  7. PLoS Genet. 2023 Aug 14. 19(8): e1010875
      Lipid droplets (LDs) are ubiquitous organelles that facilitate neutral lipid storage in cells, including energy-dense triglycerides. They are found in all investigated metazoan embryos where they are thought to provide energy for development. Intriguingly, early embryos of diverse metazoan species asymmetrically allocate LDs amongst cellular lineages, a process which can involve massive intracellular redistribution of LDs. However, the biological reason for asymmetric lineage allocation is unknown. To address this issue, we utilize the Drosophila embryo where the cytoskeletal mechanisms that drive allocation are well characterized. We disrupt allocation by two different means: Loss of the LD protein Jabba results in LDs adhering inappropriately to glycogen granules; loss of Klar alters the activities of the microtubule motors that move LDs. Both mutants cause the same dramatic change in LD tissue inheritance, shifting allocation of the majority of LDs to the yolk cell instead of the incipient epithelium. Embryos with such mislocalized LDs do not fully consume their LDs and are delayed in hatching. Through use of a dPLIN2 mutant, which appropriately localizes a smaller pool of LDs, we find that failed LD transport and a smaller LD pool affect embryogenesis in a similar manner. Embryos of all three mutants display overlapping changes in their transcriptome and proteome, suggesting that lipid deprivation results in a shared embryonic response and a widespread change in metabolism. Excitingly, we find abundant changes related to redox homeostasis, with many proteins related to glutathione metabolism upregulated. LD deprived embryos have an increase in peroxidized lipids and rely on increased utilization of glutathione-related proteins for survival. Thus, embryos are apparently able to mount a beneficial response upon lipid stress, rewiring their metabolism to survive. In summary, we demonstrate that early embryos allocate LDs into specific lineages for subsequent optimal utilization, thus protecting against oxidative stress and ensuring punctual development.

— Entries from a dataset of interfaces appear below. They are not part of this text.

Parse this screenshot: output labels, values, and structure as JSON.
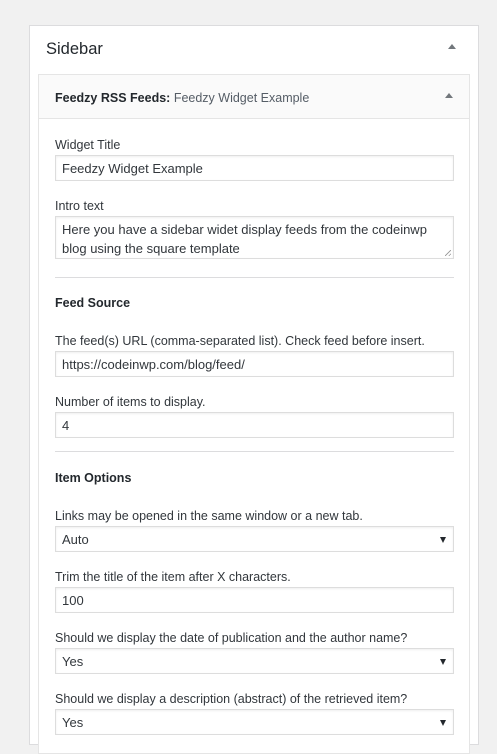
{
  "sidebar": {
    "title": "Sidebar"
  },
  "widget": {
    "title_prefix": "Feedzy RSS Feeds:",
    "title_name": "Feedzy Widget Example"
  },
  "form": {
    "widget_title": {
      "label": "Widget Title",
      "value": "Feedzy Widget Example"
    },
    "intro_text": {
      "label": "Intro text",
      "value": "Here you have a sidebar widet display feeds from the codeinwp blog using the square template"
    },
    "feed_source": {
      "heading": "Feed Source",
      "url_label": "The feed(s) URL (comma-separated list). Check feed before insert.",
      "url_value": "https://codeinwp.com/blog/feed/",
      "items_label": "Number of items to display.",
      "items_value": "4"
    },
    "item_options": {
      "heading": "Item Options",
      "links_label": "Links may be opened in the same window or a new tab.",
      "links_value": "Auto",
      "trim_label": "Trim the title of the item after X characters.",
      "trim_value": "100",
      "date_label": "Should we display the date of publication and the author name?",
      "date_value": "Yes",
      "desc_label": "Should we display a description (abstract) of the retrieved item?",
      "desc_value": "Yes"
    }
  },
  "icons": {
    "collapse": "caret-up-icon",
    "select": "caret-down-icon"
  }
}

  8. Proc Natl Acad Sci U S A. 2023 08 22. 120(34): e2306073120
      Mitochondria are dynamic organelles that undergo frequent remodeling to accommodate developmental needs. Here, we describe a striking organization of mitochondria into a large ball-like structure adjacent to the nucleus in premeiotic Drosophila melanogaster spermatocytes, which we term "mitoball". Mitoballs are transient structures that colocalize with the endoplasmic reticulum, Golgi bodies, and the fusome. We observed similar premeiotic mitochondrial clusters in a wide range of insect species, including mosquitos and cockroaches. Through a genetic screen, we identified that Milton, an adaptor protein that links mitochondria to microtubule-based motors, mediates mitoball formation. Flies lacking a 54 amino acid region in the C terminus of Milton completely lacked mitoballs, had swollen mitochondria in their spermatocytes, and showed reduced male fertility. We suggest that the premeiotic mitochondrial clustering is a conserved feature of insect spermatogenesis that supports sperm development.
    Keywords:  Milton-mediated mitochondrial trafficking; insect spermatogenesis; male fertility; mitoballs; mitochondrial clustering